**WHAT YOU NEED TO DO**
Search each line below for the word "this" and list those that contain it.

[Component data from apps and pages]
○ ○ ○ ○ ○ ○ ○
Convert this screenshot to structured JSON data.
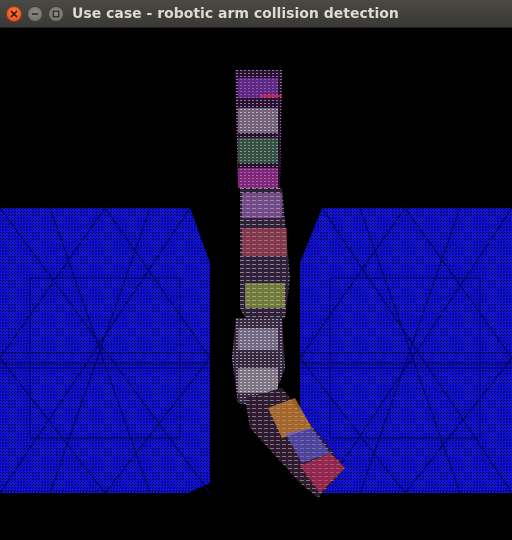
{
  "window": {
    "title": "Use case - robotic arm collision detection",
    "buttons": {
      "close": "close-icon",
      "minimize": "minimize-icon",
      "maximize": "maximize-icon"
    }
  },
  "scene": {
    "description_of_objects": [
      "obstacle-block-left",
      "obstacle-block-right",
      "robotic-arm"
    ],
    "colors": {
      "background": "#000000",
      "obstacle": "#1010e8",
      "obstacle_grid": "#0a0a60",
      "titlebar": "#3f3e3a",
      "close_button": "#e9541f"
    }
  }
}
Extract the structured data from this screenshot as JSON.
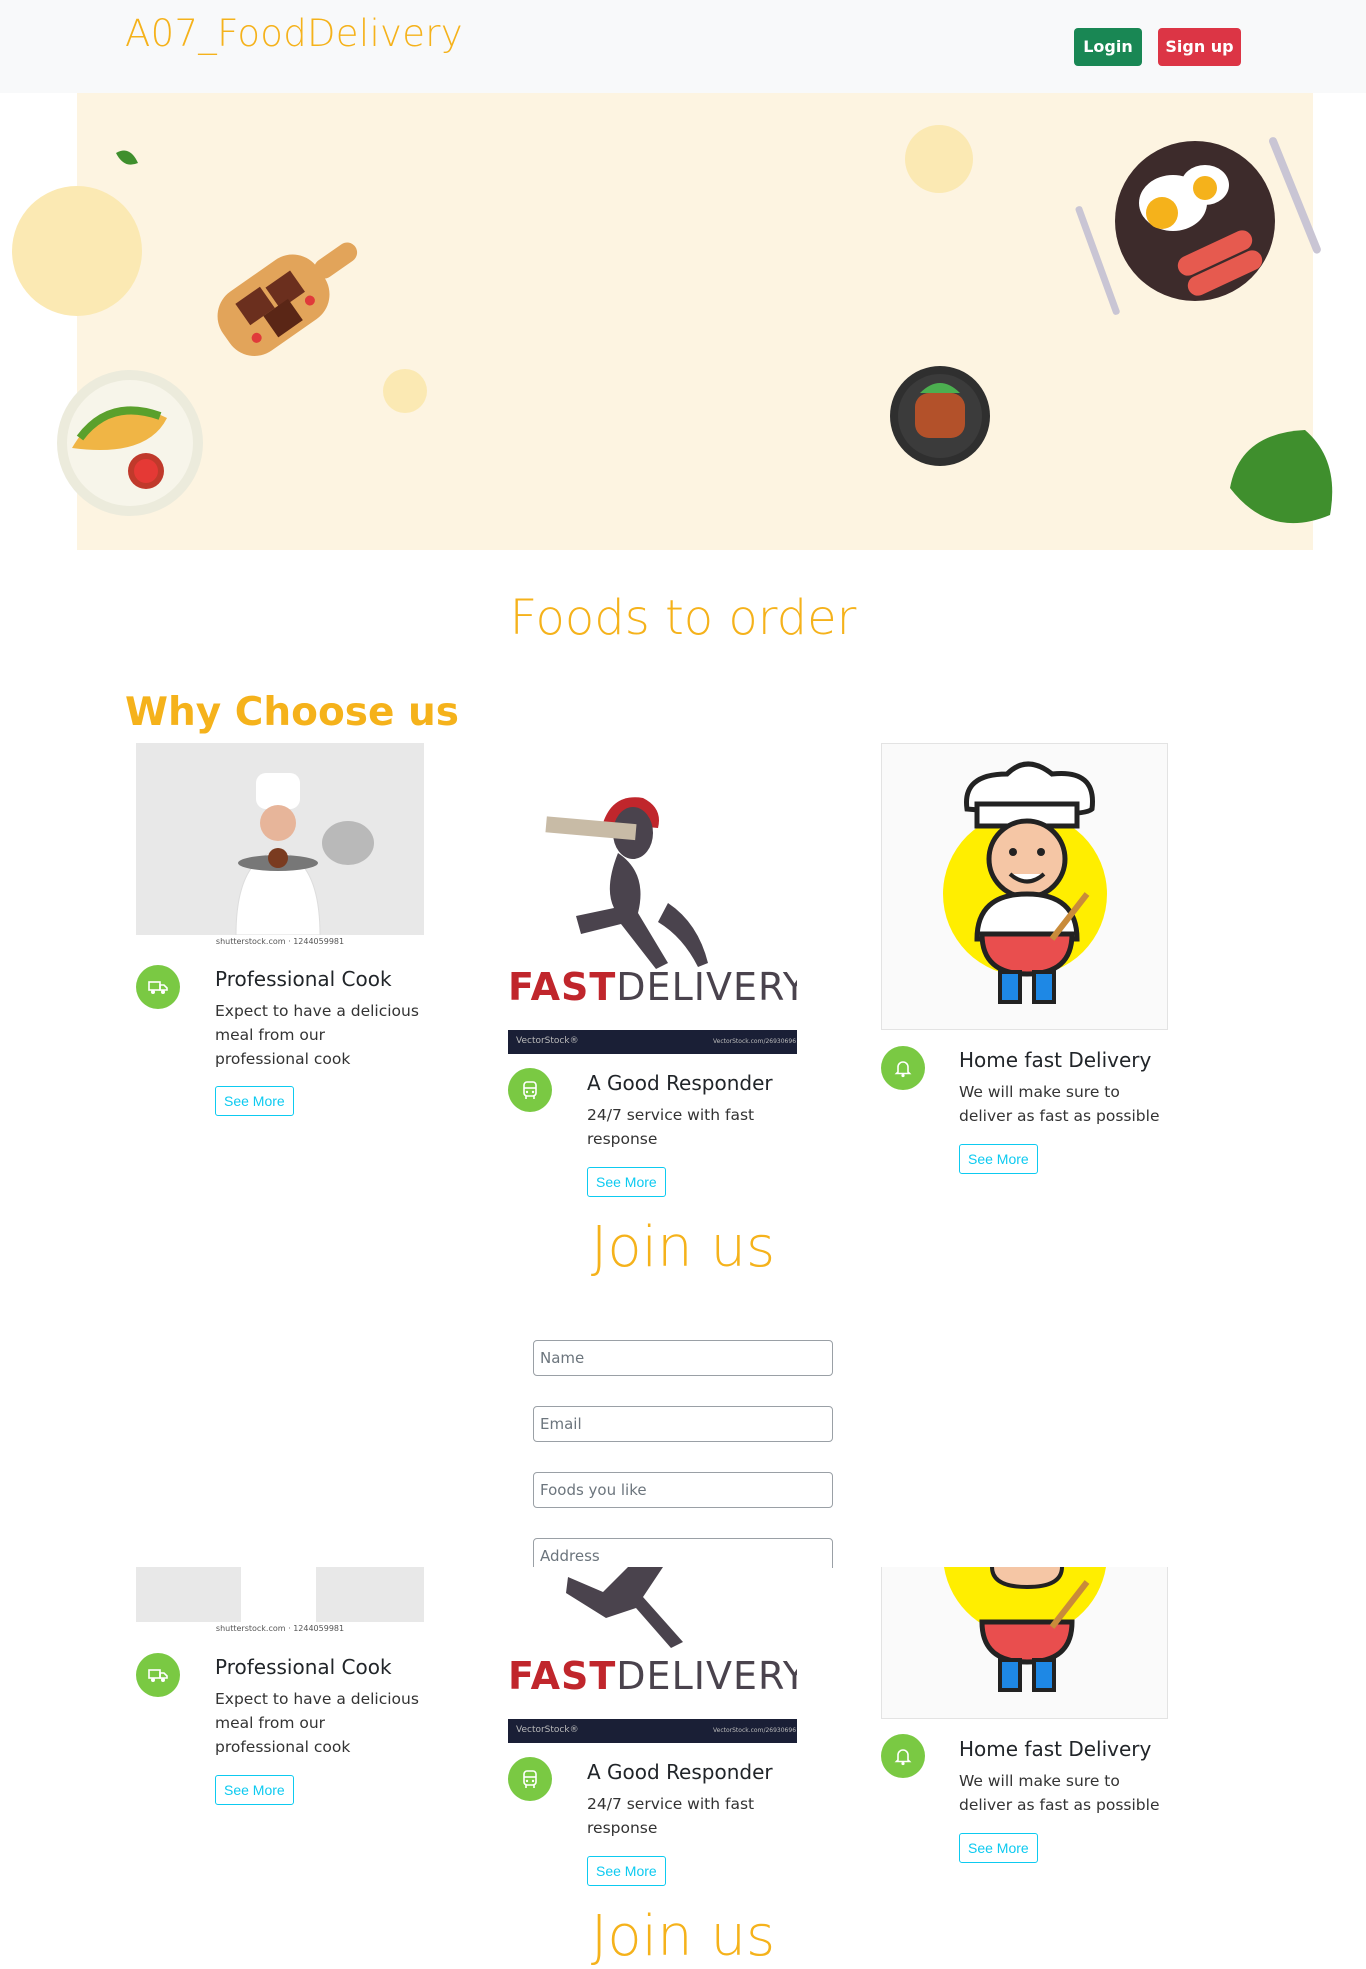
{
  "navbar": {
    "brand": "A07_FoodDelivery",
    "login_label": "Login",
    "signup_label": "Sign up"
  },
  "sections": {
    "foods_title": "Foods to order",
    "why_title": "Why Choose us",
    "join_title": "Join us"
  },
  "features": [
    {
      "title": "Professional Cook",
      "text": "Expect to have a delicious meal from our professional cook",
      "button": "See More",
      "icon": "truck-icon",
      "image_caption": "shutterstock.com · 1244059981"
    },
    {
      "title": "A Good Responder",
      "text": "24/7 service with fast response",
      "button": "See More",
      "icon": "bus-icon",
      "image_brand_a": "FAST",
      "image_brand_b": "DELIVERY",
      "image_footer_left": "VectorStock®",
      "image_footer_right": "VectorStock.com/26930696"
    },
    {
      "title": "Home fast Delivery",
      "text": "We will make sure to deliver as fast as possible",
      "button": "See More",
      "icon": "bell-icon"
    }
  ],
  "form": {
    "name_placeholder": "Name",
    "email_placeholder": "Email",
    "foods_placeholder": "Foods you like",
    "address_placeholder": "Address"
  },
  "colors": {
    "accent": "#f5b21b",
    "hero_bg": "#fdf4e1",
    "login": "#198754",
    "signup": "#dc3545",
    "icon_bg": "#7ac943",
    "outline": "#0dcaf0"
  }
}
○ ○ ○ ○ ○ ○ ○
**WRITTEN ANSWER**
Convert this screenshot to structured JSON data.
Extract the structured data from this screenshot as JSON.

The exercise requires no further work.